Considering the rage for the train (it is running full even in off season), I wonder why the Railways can’t steeply increase fares, buy new locos, introduce bubble top coaches that one sees in Switzerland, run more trips and, in the process, make NMR a profitable operation.

We pose these queries to Rakesh Chopra, General Manager, Southern Railway. “I agree that Rs 9 is a pittance. We are looking at charging tourists more and run more special trains,” he says. On the issue of locomotives, Chopra explains: “We have a sanction to buy four locos. We are working out the modalities. IRCTC is also drawing up a business plan to improve NMR. We have been spending a lot of money over the years to keep the mountain rail safe.”

As the train reaches Ooty at 12.35 p.m. (35 minutes late), we ask a French couple on board, Raes Olivier and Comble Caroline, about their experience. “It was an incredible once in a lifetime experience— our first in a steam engine,” they gushed.
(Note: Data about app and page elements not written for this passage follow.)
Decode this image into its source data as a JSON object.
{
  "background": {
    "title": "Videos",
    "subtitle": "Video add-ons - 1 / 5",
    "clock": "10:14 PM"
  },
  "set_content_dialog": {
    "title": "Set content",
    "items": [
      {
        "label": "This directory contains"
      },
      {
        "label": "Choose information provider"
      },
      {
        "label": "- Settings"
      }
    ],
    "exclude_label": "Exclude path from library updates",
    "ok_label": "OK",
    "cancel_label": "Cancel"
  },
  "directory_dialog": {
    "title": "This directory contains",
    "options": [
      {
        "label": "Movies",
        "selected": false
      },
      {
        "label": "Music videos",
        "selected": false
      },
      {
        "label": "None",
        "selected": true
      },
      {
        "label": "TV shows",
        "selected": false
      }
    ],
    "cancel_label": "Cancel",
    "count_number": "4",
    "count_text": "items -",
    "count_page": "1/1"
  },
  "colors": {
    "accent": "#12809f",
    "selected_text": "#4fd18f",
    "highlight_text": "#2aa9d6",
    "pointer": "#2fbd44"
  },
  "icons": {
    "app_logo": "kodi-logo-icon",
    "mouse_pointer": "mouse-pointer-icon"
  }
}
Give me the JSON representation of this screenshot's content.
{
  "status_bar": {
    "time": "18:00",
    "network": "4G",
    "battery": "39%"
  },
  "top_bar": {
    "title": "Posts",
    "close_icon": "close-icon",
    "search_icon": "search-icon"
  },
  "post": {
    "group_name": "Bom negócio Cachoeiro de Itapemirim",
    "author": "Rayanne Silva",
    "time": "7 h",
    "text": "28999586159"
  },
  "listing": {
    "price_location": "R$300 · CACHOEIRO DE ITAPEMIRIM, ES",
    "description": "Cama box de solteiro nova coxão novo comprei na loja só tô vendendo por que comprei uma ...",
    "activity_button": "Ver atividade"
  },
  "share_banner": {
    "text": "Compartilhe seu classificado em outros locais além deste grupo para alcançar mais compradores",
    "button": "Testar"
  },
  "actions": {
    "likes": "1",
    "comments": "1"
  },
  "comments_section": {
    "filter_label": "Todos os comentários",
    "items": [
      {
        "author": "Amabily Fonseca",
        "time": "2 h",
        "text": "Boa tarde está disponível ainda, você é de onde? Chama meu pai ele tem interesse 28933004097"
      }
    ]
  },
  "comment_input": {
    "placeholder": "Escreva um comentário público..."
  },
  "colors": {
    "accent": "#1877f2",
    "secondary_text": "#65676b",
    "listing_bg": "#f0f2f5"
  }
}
Going by tourist reactions, it is clear that the business potential is enormous for NMR and that the Railways needs to act quickly to tap it. If it does not, this technological wonder will die a natural death—by simply running out of locos.

High customer satisfaction,
Higher losses
NMR has several things going for it, but desperately needs a sane business plan to rescue it from oblivion.

• Nilgiri Mountain Rail (NMR), started in 1908, is one of the five mountain rails in India

• The 45.88-km journey through some of the most picturesque locations in India costs just Rs 9 for 184Second Class seats

• Fare for First Class, accounting for 16 seats (8 per cent of total), is Rs 117

• NMR carried 27,630 passengers in 2007-08

• Its revenues for 2007-08 was a paltry Rs 31 lakh

• Its expenditure for 2007-08 was Rs 6.69 crore, 21 times the revenue

  • Print
  • COMMENT
BT-Story-Page-B.gif
A    A   A
close